■ TRY IT
Leave the images out. Give every line below again, precisely.

Top of GIVEN DATA

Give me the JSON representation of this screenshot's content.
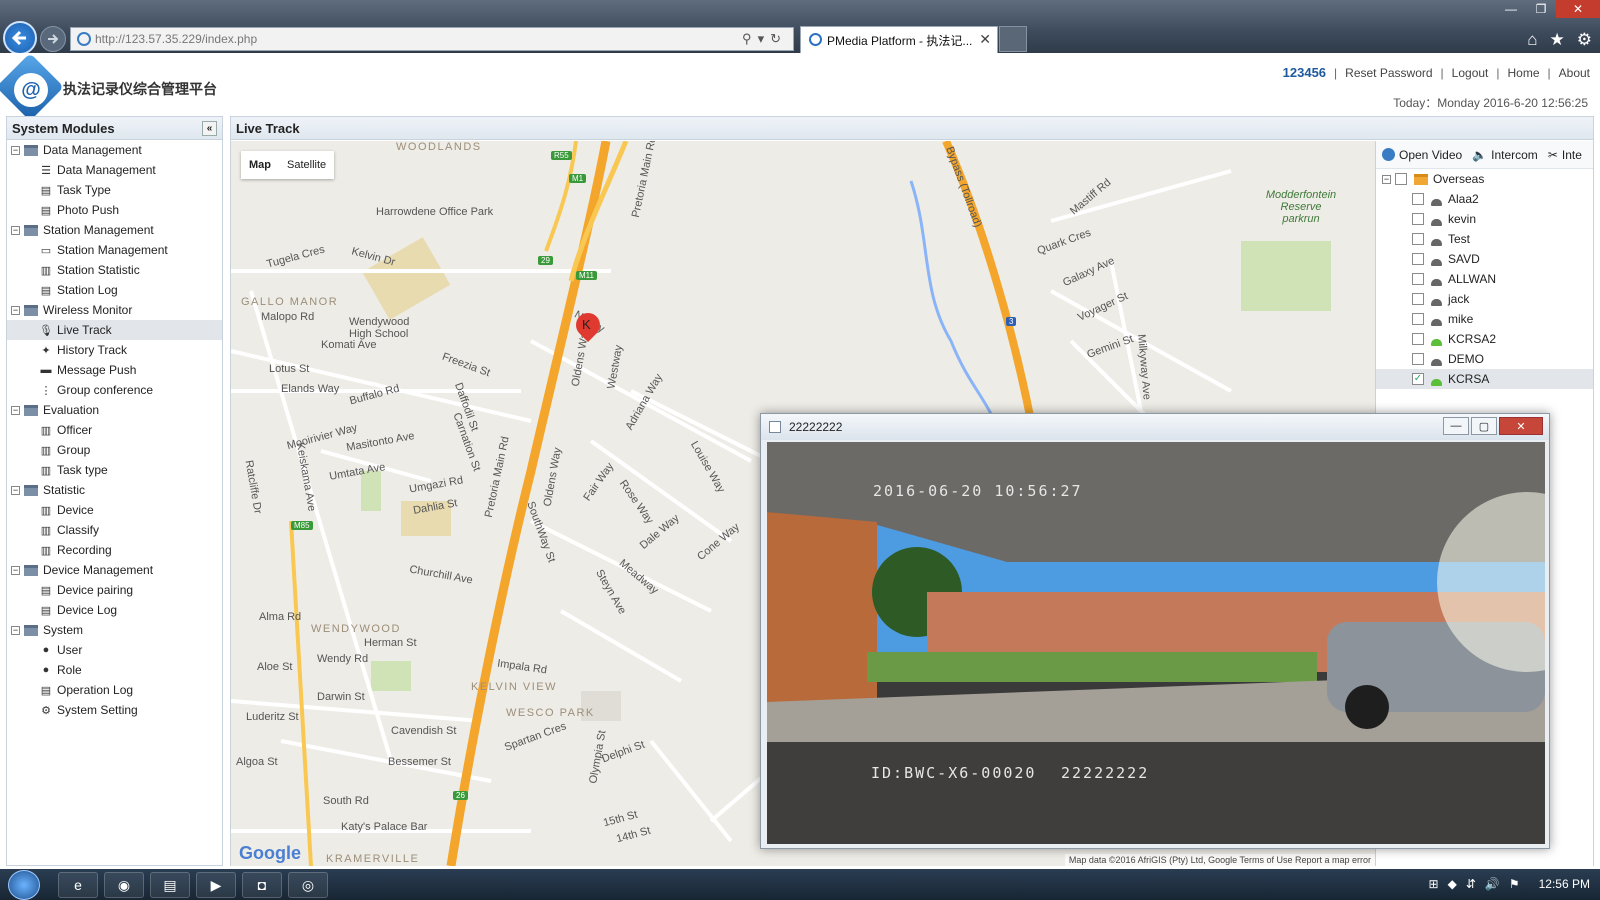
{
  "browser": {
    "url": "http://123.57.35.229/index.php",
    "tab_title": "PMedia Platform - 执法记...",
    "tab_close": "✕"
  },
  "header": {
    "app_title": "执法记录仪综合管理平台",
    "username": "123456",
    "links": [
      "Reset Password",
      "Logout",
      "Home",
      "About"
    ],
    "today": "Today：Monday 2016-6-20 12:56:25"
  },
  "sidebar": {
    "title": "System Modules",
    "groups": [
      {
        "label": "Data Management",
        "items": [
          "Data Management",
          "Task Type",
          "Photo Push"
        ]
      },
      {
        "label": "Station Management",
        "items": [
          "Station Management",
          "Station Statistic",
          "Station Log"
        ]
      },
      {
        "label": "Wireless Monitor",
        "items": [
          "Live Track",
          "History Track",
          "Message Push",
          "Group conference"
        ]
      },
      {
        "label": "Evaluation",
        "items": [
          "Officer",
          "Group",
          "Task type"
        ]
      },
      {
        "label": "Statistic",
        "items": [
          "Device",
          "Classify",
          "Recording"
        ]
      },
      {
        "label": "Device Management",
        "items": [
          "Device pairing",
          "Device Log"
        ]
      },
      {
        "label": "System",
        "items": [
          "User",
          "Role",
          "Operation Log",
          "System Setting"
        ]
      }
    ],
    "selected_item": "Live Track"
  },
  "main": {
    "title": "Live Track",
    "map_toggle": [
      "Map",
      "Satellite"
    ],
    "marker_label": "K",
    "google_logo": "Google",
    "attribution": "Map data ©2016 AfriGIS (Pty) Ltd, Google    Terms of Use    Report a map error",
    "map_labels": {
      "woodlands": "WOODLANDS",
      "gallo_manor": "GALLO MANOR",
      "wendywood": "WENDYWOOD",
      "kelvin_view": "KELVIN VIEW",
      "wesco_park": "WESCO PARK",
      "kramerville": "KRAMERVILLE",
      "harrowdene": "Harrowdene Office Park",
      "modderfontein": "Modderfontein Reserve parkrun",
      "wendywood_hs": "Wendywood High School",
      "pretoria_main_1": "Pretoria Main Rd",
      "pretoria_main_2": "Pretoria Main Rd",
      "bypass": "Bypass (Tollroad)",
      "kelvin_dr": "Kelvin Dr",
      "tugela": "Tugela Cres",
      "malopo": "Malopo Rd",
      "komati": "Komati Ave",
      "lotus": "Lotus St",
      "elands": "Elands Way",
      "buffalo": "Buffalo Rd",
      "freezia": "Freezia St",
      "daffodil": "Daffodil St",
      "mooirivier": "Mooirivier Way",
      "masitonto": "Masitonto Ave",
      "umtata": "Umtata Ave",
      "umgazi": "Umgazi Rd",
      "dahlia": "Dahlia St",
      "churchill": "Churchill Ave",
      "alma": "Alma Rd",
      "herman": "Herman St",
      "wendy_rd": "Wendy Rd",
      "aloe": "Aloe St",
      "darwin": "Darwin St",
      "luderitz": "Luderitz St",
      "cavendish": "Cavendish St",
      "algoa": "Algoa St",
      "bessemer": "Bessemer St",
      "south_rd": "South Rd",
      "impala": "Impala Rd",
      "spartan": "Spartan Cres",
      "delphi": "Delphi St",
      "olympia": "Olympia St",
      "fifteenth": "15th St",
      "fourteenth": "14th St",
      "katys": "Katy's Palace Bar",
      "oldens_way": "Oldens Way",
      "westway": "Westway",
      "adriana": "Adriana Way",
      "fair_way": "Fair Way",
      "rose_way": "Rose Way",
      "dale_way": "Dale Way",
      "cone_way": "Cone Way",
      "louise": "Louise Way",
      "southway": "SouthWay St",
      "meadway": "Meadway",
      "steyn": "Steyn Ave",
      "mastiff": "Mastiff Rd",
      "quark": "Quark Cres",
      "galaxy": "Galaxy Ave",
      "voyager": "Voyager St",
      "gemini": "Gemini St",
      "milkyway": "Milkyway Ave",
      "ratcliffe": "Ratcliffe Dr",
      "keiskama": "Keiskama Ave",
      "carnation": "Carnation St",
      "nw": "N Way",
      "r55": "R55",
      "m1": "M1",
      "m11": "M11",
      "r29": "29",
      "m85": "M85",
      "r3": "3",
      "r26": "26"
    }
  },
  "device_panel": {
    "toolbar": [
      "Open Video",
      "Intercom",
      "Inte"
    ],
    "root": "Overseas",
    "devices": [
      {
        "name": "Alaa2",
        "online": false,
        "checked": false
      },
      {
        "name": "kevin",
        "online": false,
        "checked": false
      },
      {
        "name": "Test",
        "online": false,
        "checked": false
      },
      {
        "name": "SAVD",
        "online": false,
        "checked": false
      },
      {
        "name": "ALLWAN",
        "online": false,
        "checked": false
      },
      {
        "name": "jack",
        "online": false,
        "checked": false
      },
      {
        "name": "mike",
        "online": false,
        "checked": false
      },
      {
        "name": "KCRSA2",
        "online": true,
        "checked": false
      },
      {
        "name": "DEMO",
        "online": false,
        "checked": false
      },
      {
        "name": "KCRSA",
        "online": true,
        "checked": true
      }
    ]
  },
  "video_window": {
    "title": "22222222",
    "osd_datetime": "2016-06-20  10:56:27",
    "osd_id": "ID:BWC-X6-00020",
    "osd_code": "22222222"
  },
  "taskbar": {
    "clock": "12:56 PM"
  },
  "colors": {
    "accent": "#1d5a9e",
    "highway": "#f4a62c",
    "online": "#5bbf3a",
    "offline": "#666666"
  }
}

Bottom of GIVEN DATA

■ YOUR RESPONSE
Give me the JSON representation of this screenshot's content.
{
  "browser": {
    "url": "http://123.57.35.229/index.php",
    "tab_title": "PMedia Platform - 执法记...",
    "tab_close": "✕"
  },
  "header": {
    "app_title": "执法记录仪综合管理平台",
    "username": "123456",
    "links": [
      "Reset Password",
      "Logout",
      "Home",
      "About"
    ],
    "today": "Today：Monday 2016-6-20 12:56:25"
  },
  "sidebar": {
    "title": "System Modules",
    "groups": [
      {
        "label": "Data Management",
        "items": [
          "Data Management",
          "Task Type",
          "Photo Push"
        ]
      },
      {
        "label": "Station Management",
        "items": [
          "Station Management",
          "Station Statistic",
          "Station Log"
        ]
      },
      {
        "label": "Wireless Monitor",
        "items": [
          "Live Track",
          "History Track",
          "Message Push",
          "Group conference"
        ]
      },
      {
        "label": "Evaluation",
        "items": [
          "Officer",
          "Group",
          "Task type"
        ]
      },
      {
        "label": "Statistic",
        "items": [
          "Device",
          "Classify",
          "Recording"
        ]
      },
      {
        "label": "Device Management",
        "items": [
          "Device pairing",
          "Device Log"
        ]
      },
      {
        "label": "System",
        "items": [
          "User",
          "Role",
          "Operation Log",
          "System Setting"
        ]
      }
    ],
    "selected_item": "Live Track"
  },
  "main": {
    "title": "Live Track",
    "map_toggle": [
      "Map",
      "Satellite"
    ],
    "marker_label": "K",
    "google_logo": "Google",
    "attribution": "Map data ©2016 AfriGIS (Pty) Ltd, Google    Terms of Use    Report a map error",
    "map_labels": {
      "woodlands": "WOODLANDS",
      "gallo_manor": "GALLO MANOR",
      "wendywood": "WENDYWOOD",
      "kelvin_view": "KELVIN VIEW",
      "wesco_park": "WESCO PARK",
      "kramerville": "KRAMERVILLE",
      "harrowdene": "Harrowdene Office Park",
      "modderfontein": "Modderfontein Reserve parkrun",
      "wendywood_hs": "Wendywood High School",
      "pretoria_main_1": "Pretoria Main Rd",
      "pretoria_main_2": "Pretoria Main Rd",
      "bypass": "Bypass (Tollroad)",
      "kelvin_dr": "Kelvin Dr",
      "tugela": "Tugela Cres",
      "malopo": "Malopo Rd",
      "komati": "Komati Ave",
      "lotus": "Lotus St",
      "elands": "Elands Way",
      "buffalo": "Buffalo Rd",
      "freezia": "Freezia St",
      "daffodil": "Daffodil St",
      "mooirivier": "Mooirivier Way",
      "masitonto": "Masitonto Ave",
      "umtata": "Umtata Ave",
      "umgazi": "Umgazi Rd",
      "dahlia": "Dahlia St",
      "churchill": "Churchill Ave",
      "alma": "Alma Rd",
      "herman": "Herman St",
      "wendy_rd": "Wendy Rd",
      "aloe": "Aloe St",
      "darwin": "Darwin St",
      "luderitz": "Luderitz St",
      "cavendish": "Cavendish St",
      "algoa": "Algoa St",
      "bessemer": "Bessemer St",
      "south_rd": "South Rd",
      "impala": "Impala Rd",
      "spartan": "Spartan Cres",
      "delphi": "Delphi St",
      "olympia": "Olympia St",
      "fifteenth": "15th St",
      "fourteenth": "14th St",
      "katys": "Katy's Palace Bar",
      "oldens_way": "Oldens Way",
      "westway": "Westway",
      "adriana": "Adriana Way",
      "fair_way": "Fair Way",
      "rose_way": "Rose Way",
      "dale_way": "Dale Way",
      "cone_way": "Cone Way",
      "louise": "Louise Way",
      "southway": "SouthWay St",
      "meadway": "Meadway",
      "steyn": "Steyn Ave",
      "mastiff": "Mastiff Rd",
      "quark": "Quark Cres",
      "galaxy": "Galaxy Ave",
      "voyager": "Voyager St",
      "gemini": "Gemini St",
      "milkyway": "Milkyway Ave",
      "ratcliffe": "Ratcliffe Dr",
      "keiskama": "Keiskama Ave",
      "carnation": "Carnation St",
      "nw": "N Way",
      "r55": "R55",
      "m1": "M1",
      "m11": "M11",
      "r29": "29",
      "m85": "M85",
      "r3": "3",
      "r26": "26"
    }
  },
  "device_panel": {
    "toolbar": [
      "Open Video",
      "Intercom",
      "Inte"
    ],
    "root": "Overseas",
    "devices": [
      {
        "name": "Alaa2",
        "online": false,
        "checked": false
      },
      {
        "name": "kevin",
        "online": false,
        "checked": false
      },
      {
        "name": "Test",
        "online": false,
        "checked": false
      },
      {
        "name": "SAVD",
        "online": false,
        "checked": false
      },
      {
        "name": "ALLWAN",
        "online": false,
        "checked": false
      },
      {
        "name": "jack",
        "online": false,
        "checked": false
      },
      {
        "name": "mike",
        "online": false,
        "checked": false
      },
      {
        "name": "KCRSA2",
        "online": true,
        "checked": false
      },
      {
        "name": "DEMO",
        "online": false,
        "checked": false
      },
      {
        "name": "KCRSA",
        "online": true,
        "checked": true
      }
    ]
  },
  "video_window": {
    "title": "22222222",
    "osd_datetime": "2016-06-20  10:56:27",
    "osd_id": "ID:BWC-X6-00020",
    "osd_code": "22222222"
  },
  "taskbar": {
    "clock": "12:56 PM"
  },
  "colors": {
    "accent": "#1d5a9e",
    "highway": "#f4a62c",
    "online": "#5bbf3a",
    "offline": "#666666"
  }
}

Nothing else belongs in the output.